It is expected that sister lineages will be more similar to each other simply because they diverged more recently from a common ancestor. However, during evolution many other processes have been acting and driving to different extents of similarity among closely related lineages. So, rather than being purely assumed, the tendency of sister lineages having more similar ecological characteristics needs to be tested.
Previous studies investigating the strength of similarity among related species have found contrasting results for different ecological characteristics. More recently, in a study led by Fernanda Coelho de Souza a Brazilian PhD student at Leeds University, the team of 77 scientists from all Amazonian countries investigated the extent of similarity on ecological characteristics. The authors looked at ecological characteristics related to the main axis of life-history variation and tightly linked with trees ability to process and store carbon: potential tree size, wood density, growth and mortality rates.
By using 577 inventory plots from the RAINFOR network and a recently published DNA base phylogeny the team found that despite the role played by selection on determining ecological traits, sister lineages tend to have more similar ecological characteristics than expected by chance. This result provides a foundation for understanding how evolutionary relationships relate to ecosystem structure and function and potentially predicting the impact of species loss on the global carbon cycle. Moreover, because only a small proportion of tree species have trait data available at large scales, evolutionary relationships among species provides an important proxy where trait data is not available.

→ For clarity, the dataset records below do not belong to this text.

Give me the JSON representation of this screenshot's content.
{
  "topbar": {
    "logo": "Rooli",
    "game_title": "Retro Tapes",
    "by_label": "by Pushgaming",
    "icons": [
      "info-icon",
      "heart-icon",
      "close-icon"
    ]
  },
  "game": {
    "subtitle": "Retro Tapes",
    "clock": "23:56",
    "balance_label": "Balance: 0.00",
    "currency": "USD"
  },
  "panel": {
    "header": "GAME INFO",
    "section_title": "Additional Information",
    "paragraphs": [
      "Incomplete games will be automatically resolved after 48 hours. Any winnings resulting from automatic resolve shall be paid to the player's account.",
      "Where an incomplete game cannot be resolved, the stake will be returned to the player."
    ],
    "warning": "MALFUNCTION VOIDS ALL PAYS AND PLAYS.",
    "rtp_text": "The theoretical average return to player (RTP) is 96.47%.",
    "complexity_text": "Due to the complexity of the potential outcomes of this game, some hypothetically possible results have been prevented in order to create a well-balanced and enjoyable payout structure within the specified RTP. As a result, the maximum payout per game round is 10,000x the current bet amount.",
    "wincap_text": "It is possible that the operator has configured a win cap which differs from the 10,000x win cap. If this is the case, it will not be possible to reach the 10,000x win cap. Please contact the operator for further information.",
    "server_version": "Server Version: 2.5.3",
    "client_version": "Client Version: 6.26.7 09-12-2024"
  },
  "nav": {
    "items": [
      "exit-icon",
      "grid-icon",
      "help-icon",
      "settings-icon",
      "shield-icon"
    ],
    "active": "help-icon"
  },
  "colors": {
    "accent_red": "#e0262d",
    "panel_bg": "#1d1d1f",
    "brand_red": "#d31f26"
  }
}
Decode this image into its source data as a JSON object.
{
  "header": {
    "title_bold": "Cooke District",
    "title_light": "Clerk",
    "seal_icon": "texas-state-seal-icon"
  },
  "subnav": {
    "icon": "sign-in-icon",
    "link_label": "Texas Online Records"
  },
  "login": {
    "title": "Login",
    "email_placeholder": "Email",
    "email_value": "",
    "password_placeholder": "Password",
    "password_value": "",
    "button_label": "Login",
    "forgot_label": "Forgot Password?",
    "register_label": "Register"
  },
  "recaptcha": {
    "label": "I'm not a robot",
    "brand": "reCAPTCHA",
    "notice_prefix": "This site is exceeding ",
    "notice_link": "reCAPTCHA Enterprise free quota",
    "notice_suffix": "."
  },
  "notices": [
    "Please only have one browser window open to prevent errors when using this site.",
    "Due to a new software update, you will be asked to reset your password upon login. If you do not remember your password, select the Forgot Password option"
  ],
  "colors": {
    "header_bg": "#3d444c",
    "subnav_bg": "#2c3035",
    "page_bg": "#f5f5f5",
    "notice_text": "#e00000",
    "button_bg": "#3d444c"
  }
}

For more information: Coelho de Souza et. al. (2016) Evolutionary heritage influences Amazon tree ecology Proceedings of the Royal Society B DOI: 10.1098/rspb.2016.1587